If you even breathe on it very closely and you have hot breath, you’re liable to disappear! White phosphorus is highly volatile at a very low flash point, and it would literally disintegrate that whole plane and us and everything around it.
I said, “Okay, how much longer before we land somewhere and I can get off of here!”
Well, the next thing we know, the Cargo Master comes back again and says, “We’re landing.” I said, “Landing? We’re in the middle of the Atlantic Ocean!”
He said, “No, we’re not that far out, we’re going to have to land at the Azores, we got some write-ups.” I said, “I’ve just got two more questions — what’s a write-up, and how many we got?”
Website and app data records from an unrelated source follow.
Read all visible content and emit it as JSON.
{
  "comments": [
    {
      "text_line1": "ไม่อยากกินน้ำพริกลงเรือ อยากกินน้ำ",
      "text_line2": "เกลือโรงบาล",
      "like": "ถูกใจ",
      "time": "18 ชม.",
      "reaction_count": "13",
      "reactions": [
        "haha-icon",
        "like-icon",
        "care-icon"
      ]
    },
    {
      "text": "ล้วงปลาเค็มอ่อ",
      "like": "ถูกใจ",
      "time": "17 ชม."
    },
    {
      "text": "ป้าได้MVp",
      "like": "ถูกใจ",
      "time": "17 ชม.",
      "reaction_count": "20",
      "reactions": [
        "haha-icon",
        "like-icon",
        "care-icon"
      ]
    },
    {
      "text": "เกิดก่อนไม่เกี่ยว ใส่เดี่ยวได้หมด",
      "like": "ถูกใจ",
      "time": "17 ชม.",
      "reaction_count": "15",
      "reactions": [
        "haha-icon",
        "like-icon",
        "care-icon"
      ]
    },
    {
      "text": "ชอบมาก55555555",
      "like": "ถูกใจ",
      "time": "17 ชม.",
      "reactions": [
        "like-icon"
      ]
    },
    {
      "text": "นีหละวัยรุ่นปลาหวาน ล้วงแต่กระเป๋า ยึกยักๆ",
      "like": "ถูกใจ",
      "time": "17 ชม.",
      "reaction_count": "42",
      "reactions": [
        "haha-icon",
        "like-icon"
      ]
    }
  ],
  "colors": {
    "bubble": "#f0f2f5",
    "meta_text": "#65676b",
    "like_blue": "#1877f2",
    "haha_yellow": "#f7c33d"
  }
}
He said a write-up was something wrong with the plane that needed fixing, and we had eight write-ups, “nothing major.” Yeah, right. By this time I didn’t want to know anything else about that plane!
So we land and taxi all the way down to the end of the airstrip, way away from everything. You know, what with the white phosphorus on board and all.
Here comes two vans, each with a driver and one other guy. One guy takes the papers the colonel was carrying and the other guy wants my gun and my four bullets. These were replacements to stay with the plane so we could have some liberty while it was being fixed. The colonel got in one van and I got in the other van.
Well, it’s late at night by this time and while the Colonel was probably relaxing in the officer’s club or something, most everything else was closed up. So my driver took me to the civilian bar at the airport terminal.
They started serving me rum and cokes in tall, skinny bottles about eight inches tall. I don’t know how many I drank. I vaguely remember the guy taking me back to the plane, but I don’t remember anything else until we landed in Norfolk about 8:30 the next morning.
Now, if I’d just waited on that jet to New Jersey and got another flight from there, I’d have been home in Florence, South Carolina long before we ever got to Norfolk, Virginia!
(Harold had forgotten his very first military lesson: never volunteer.)